Fellowship recipients, from any University or research organisation in the world, will carry out their research in Sydney for 4–12 weeks, between February and November 2020, collaborating with academic members at the University’s Department of Chinese Studies and China Studies Centre.

This generous fellowship will provide visiting fellows with return airfare, a stipend, office space and library borrowing privileges, as well as access to University facilities and events.

How to apply

This program is an initiative of the University of Sydney’s Department of Chinese Studies and China Studies Centre. For more information and to apply, please visit the program page and submit your online application by 11.59pm (AEST) on Friday 3 May 2019.

Enquiries

All questions concerning the program should be addressed to the China Studies Centre at chinastudies.centre@sydney.edu.au.

Posted by: Wen Chen <wen.chen@sydney.edu.au>

TAP Review fall 2019–cfp

CALL for Proposals: TAP Review Fall 2019
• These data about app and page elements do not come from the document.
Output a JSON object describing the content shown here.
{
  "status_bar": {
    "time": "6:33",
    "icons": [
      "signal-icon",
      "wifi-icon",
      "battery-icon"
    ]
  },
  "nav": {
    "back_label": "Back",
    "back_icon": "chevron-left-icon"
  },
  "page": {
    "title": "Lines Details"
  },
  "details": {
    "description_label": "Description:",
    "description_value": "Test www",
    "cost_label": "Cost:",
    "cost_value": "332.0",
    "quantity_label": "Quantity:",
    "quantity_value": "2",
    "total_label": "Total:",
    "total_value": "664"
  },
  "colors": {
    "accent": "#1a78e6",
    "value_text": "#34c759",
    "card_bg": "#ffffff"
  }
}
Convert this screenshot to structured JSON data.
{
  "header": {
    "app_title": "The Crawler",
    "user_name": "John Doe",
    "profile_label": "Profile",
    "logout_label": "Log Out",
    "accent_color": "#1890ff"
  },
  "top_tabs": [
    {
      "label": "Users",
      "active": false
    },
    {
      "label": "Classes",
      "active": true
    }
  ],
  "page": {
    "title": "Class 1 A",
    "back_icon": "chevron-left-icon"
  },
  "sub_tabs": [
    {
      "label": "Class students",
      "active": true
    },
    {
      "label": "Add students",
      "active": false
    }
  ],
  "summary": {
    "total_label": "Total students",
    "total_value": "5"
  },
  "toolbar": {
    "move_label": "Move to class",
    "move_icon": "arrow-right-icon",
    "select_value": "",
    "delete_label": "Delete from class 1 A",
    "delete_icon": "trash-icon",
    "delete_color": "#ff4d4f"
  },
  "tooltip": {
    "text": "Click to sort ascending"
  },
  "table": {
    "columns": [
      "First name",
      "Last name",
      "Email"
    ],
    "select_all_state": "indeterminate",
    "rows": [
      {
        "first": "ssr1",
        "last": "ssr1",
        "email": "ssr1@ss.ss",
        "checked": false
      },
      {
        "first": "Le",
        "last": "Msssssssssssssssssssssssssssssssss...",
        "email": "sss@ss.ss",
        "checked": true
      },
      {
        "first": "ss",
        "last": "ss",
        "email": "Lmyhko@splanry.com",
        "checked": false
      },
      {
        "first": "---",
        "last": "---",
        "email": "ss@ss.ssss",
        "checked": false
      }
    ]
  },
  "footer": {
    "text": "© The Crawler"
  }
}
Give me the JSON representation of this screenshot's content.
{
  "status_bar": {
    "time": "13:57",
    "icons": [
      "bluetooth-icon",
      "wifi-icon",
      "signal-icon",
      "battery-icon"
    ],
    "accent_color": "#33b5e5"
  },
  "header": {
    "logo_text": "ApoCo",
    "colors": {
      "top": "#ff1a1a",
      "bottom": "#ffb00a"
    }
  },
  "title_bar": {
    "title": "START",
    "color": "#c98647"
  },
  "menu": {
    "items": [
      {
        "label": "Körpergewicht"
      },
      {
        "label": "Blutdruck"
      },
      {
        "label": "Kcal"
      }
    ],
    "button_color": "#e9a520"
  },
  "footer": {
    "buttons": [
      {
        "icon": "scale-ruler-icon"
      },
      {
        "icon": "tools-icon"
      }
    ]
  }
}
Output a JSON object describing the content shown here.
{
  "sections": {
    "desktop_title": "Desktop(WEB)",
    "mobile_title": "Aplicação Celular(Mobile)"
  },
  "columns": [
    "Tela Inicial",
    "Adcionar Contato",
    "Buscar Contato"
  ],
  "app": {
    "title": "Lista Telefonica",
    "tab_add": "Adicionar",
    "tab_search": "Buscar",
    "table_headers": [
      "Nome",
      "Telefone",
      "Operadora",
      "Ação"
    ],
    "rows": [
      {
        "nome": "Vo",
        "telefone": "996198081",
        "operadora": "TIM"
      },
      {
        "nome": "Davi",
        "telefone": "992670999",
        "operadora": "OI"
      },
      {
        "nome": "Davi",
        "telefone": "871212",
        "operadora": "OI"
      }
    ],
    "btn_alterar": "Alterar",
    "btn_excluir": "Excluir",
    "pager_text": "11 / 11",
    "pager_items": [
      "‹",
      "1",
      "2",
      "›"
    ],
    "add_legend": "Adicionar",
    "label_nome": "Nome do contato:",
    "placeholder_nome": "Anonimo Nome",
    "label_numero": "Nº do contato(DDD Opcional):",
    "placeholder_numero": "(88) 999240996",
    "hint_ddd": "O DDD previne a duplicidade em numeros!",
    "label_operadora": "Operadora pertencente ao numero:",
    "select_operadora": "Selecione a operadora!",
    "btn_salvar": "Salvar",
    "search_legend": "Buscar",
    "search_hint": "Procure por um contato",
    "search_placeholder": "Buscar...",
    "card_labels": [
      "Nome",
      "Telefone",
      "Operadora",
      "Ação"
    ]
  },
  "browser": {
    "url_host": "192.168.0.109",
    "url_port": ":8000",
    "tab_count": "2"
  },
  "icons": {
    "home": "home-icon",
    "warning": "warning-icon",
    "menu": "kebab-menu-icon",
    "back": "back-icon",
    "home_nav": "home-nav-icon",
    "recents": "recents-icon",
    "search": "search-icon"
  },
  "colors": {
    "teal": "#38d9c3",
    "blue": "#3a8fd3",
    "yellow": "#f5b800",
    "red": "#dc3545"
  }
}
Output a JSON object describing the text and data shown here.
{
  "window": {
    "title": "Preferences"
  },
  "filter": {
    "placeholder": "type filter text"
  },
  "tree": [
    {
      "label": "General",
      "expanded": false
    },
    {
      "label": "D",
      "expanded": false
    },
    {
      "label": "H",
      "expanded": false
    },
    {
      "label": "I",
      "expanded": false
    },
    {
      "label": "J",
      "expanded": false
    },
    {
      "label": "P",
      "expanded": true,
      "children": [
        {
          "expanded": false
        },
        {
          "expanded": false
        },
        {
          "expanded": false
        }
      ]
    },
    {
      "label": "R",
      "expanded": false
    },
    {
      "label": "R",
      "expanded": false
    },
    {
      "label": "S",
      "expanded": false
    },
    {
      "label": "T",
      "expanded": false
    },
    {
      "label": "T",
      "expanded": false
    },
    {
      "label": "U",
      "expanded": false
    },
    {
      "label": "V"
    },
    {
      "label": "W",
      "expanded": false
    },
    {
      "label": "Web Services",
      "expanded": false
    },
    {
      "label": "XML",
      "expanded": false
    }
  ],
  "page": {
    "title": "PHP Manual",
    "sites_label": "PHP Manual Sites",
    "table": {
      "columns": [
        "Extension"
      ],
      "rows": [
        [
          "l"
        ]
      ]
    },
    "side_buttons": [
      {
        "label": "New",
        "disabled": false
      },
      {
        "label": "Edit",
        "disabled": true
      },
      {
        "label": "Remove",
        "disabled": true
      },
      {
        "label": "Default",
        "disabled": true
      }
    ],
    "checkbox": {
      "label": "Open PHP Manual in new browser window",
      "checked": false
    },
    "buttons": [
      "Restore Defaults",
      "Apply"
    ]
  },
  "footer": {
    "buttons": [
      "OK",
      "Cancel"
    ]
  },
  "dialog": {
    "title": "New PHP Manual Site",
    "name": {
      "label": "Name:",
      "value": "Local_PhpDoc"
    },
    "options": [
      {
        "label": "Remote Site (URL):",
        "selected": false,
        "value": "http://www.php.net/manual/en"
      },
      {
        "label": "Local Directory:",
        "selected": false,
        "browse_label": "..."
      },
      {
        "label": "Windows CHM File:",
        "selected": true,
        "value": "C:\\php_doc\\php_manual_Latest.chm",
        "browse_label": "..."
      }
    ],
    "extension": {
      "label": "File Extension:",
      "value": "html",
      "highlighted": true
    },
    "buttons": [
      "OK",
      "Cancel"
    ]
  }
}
The fall 2019 issue of the Trans Asia Photography Review is open to all topics relating to historical or contemporary photography in all regions of Asia (East Asia, South Asia, Southeast Asia and West Asia). We are interested in a wide range of approaches, and in both art and vernacular photography from the nineteenth, twentieth and twenty-first centuries.
Proposal deadline is April 8, 2019. If your proposal is accepted after preliminary review, then completed projects are due on June 3, 2019. Full peer reviews will take place at that time. Continue reading

Mobility as Method

MCLC and MCLC Resource Center are pleased to announce publication of an essay by Tong King Lee entitled “Mobility as Method: Distributed Literatures and Semiotic Repertoires” as part of our online series. Too long to post here in its entirety, find below a snippet from the beginning of the essay. The whole essay can be found at: http://u.osu.edu/mclc/online-series/tong-king-lee/.

Kirk A. Denton, editor

Mobility as Method:
Distributed Literatures and Semiotic Repertoires

By Tong King Lee


MCLC Resource Center Publication (Copyright March 2019)


Posters of Wong Kar-wai’s In the Mood for Love and 2046.

In this essay, I propose mobility as a method for thinking literature as distributed repertoires, using Hong Kong literature as an illustrative case. In speaking of literary mobility, we first need to come to terms with its nominal counterpoint: the situatedness and place-based nature of writing; in the context of Hong Kong, this is encapsulated by the notion of Sinophone Hong Kong literature (Shih 2008). My argument is that the mobile and the situated are not diametrically opposed; rather, they complement each other within a creative dynamic that enables the local and the global to reciprocally articulate each other in diverse semiotic constellations.

The mobility turn in the social sciences, exemplified by the work of John Urry (2007) and Zygmunt Bauman (2000), has led to lines of inquiry that challenge stable structures and linear patterns, privileging instead the themes of movement and fluidity. More recently, Engseng Ho (2017) proposed the idea of mobile societies, suggesting that premodern Asia be conceptualized as Inter-Asia, a transregional axis constituted by networks of connections and circulations among peoples, goods, and ideas. Here mobility as method represents a theoretical attempt to dislodge the isomorphism between state and society, where the former is a territorialized, bounded political entity and the latter a dispersed concept transcending the perimeters of the polity.

Now what if, instead of mobile societies, we conceive of mobile literatures, defined as spectra of creative semiotic resources moving dynamically between and beyond languages, cultures, and bounded territories? What connections and circulations might emerge from such a distributed view of literature? What are the implications of disaggregating literature from society and dispersing its resources to a global scale, and then reaggregating them back into society, in what Engseng Ho (2017) calls an “outside-in” analysis? [click here to read the whole essay]